====== SOURCE DATA
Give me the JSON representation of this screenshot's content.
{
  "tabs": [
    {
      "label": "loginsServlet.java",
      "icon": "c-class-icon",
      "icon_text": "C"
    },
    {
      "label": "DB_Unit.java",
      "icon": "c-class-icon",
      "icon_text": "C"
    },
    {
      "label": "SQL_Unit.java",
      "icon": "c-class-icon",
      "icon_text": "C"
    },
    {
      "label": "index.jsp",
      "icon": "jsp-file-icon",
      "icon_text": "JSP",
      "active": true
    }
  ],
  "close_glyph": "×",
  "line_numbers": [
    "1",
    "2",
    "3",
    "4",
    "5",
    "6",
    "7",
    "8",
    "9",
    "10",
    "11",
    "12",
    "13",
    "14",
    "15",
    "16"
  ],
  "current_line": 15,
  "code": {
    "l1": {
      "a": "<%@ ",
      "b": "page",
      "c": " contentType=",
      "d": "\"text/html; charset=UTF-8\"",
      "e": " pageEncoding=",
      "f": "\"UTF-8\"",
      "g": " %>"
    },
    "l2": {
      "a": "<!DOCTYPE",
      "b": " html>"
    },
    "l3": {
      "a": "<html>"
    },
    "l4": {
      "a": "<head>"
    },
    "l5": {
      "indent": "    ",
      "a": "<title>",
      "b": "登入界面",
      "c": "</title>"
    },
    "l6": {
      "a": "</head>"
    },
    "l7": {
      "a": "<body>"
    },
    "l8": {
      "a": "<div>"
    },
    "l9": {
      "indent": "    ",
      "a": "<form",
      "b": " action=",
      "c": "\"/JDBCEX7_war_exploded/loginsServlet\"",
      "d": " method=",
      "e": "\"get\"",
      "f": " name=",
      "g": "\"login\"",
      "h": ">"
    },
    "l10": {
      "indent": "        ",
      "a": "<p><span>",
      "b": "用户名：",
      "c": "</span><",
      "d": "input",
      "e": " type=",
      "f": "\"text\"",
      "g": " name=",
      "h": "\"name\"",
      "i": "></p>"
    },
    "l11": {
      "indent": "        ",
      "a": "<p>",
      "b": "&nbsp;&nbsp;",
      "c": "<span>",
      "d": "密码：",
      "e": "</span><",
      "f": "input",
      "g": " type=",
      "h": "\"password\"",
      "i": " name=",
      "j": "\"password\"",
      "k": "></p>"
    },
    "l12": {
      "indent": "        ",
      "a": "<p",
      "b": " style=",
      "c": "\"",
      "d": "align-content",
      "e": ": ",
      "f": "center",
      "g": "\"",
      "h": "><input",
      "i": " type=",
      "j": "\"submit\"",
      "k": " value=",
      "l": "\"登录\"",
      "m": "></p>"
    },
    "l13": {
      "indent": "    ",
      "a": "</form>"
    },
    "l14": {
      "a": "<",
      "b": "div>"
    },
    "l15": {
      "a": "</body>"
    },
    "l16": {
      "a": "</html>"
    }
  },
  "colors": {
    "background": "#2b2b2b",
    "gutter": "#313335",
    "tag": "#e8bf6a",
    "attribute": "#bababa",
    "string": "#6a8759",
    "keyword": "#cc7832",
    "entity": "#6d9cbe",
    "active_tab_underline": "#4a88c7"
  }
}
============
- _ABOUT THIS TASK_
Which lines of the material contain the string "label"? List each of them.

- _ANSWER SPACE_
      "label": "loginsServlet.java",
      "label": "DB_Unit.java",
      "label": "SQL_Unit.java",
      "label": "index.jsp",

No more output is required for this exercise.